* Task:
Isolate every line in the records below with "AAPL" in it.

* Dataset rows for apps and sites:
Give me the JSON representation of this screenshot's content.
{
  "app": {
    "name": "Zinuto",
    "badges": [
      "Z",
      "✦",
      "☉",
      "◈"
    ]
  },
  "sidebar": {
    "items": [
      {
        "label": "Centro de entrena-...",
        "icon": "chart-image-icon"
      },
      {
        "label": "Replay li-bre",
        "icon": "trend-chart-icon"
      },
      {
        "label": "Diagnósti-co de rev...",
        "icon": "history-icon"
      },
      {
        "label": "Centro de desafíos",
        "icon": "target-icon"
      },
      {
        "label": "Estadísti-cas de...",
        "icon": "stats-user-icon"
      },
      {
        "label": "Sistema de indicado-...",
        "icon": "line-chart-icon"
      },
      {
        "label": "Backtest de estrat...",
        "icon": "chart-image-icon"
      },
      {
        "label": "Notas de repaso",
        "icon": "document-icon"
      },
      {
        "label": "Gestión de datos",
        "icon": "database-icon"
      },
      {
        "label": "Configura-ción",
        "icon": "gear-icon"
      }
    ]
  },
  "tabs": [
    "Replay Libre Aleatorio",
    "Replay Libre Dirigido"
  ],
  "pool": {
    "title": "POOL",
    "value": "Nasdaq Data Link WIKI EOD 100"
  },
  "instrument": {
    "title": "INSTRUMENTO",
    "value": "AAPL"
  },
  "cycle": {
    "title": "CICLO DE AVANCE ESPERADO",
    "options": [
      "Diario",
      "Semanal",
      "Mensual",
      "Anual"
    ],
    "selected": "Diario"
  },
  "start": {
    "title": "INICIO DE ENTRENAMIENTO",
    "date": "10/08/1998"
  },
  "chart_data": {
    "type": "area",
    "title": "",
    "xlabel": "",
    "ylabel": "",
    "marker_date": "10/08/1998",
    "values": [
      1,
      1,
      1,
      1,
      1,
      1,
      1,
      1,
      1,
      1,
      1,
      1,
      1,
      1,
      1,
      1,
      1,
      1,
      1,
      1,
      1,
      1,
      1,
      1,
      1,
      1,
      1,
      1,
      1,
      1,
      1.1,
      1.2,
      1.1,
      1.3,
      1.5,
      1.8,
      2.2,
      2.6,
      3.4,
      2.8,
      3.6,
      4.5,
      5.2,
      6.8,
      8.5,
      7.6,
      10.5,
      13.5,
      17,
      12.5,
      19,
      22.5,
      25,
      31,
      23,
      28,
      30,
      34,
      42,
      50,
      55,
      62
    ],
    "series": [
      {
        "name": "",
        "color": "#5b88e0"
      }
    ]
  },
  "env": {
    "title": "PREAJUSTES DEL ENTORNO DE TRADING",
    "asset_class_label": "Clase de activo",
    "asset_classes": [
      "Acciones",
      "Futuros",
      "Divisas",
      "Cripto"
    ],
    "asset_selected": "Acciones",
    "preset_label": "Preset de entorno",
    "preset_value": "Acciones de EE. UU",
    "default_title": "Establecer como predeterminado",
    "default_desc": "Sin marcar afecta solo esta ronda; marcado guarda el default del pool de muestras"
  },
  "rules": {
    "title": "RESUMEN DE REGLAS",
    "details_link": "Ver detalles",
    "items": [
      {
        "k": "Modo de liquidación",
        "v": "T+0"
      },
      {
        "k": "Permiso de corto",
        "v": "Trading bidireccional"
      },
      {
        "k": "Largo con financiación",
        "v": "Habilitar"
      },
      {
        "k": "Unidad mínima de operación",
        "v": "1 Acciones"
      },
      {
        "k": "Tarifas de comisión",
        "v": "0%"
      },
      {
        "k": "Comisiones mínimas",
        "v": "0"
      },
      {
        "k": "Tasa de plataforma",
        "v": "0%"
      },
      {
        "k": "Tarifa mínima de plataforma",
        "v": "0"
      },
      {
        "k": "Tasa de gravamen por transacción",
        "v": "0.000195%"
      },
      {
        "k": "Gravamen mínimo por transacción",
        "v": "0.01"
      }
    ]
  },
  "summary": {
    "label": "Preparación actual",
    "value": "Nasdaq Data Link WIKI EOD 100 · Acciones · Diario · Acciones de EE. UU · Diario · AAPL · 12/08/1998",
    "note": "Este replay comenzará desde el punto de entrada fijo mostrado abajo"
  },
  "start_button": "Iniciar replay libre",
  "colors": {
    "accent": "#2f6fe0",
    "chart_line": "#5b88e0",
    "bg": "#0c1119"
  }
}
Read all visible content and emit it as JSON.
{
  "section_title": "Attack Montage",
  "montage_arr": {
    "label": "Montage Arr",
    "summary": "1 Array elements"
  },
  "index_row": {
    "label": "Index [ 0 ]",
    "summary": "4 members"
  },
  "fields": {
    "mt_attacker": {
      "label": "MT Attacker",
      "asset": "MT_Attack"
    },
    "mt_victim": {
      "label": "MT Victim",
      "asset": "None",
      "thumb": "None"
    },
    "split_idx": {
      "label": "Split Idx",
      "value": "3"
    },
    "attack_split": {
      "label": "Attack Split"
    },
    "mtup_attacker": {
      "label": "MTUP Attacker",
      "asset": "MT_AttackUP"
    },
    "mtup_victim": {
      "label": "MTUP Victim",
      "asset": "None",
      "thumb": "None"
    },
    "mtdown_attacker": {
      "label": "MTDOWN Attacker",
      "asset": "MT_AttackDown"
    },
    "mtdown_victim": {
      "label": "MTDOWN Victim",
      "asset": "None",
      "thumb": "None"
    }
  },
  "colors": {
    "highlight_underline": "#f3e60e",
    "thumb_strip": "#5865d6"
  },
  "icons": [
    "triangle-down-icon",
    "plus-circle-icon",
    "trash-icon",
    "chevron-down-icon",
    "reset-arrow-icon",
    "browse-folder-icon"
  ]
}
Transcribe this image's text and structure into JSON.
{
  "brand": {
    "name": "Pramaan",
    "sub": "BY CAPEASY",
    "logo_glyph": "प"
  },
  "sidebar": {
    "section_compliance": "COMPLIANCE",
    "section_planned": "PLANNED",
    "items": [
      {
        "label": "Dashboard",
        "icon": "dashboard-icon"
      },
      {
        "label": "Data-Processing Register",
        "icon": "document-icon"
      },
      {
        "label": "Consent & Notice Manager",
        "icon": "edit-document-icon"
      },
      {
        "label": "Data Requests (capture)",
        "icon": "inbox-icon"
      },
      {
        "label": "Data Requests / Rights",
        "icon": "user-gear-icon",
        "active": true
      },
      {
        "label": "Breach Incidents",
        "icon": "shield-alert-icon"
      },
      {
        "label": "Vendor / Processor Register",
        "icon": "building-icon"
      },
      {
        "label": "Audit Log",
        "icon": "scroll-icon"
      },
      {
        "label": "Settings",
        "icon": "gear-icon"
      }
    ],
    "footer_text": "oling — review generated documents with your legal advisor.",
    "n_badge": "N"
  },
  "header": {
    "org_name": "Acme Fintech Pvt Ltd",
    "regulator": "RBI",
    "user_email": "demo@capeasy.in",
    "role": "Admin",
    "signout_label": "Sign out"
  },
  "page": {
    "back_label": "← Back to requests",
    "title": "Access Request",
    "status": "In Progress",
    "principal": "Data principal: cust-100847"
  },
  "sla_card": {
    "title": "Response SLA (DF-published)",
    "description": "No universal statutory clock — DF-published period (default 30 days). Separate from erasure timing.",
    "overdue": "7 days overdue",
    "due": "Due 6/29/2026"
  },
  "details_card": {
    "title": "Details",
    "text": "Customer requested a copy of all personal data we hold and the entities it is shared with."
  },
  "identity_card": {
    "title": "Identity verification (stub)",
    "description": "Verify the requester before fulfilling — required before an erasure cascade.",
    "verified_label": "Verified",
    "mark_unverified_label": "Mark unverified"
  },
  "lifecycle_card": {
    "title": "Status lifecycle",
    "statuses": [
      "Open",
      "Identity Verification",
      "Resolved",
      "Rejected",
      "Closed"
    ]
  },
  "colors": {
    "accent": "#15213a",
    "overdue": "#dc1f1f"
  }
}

* Answer box:
    "value": "AAPL"
    "value": "Nasdaq Data Link WIKI EOD 100 · Acciones · Diario · Acciones de EE. UU · Diario · AAPL · 12/08/1998",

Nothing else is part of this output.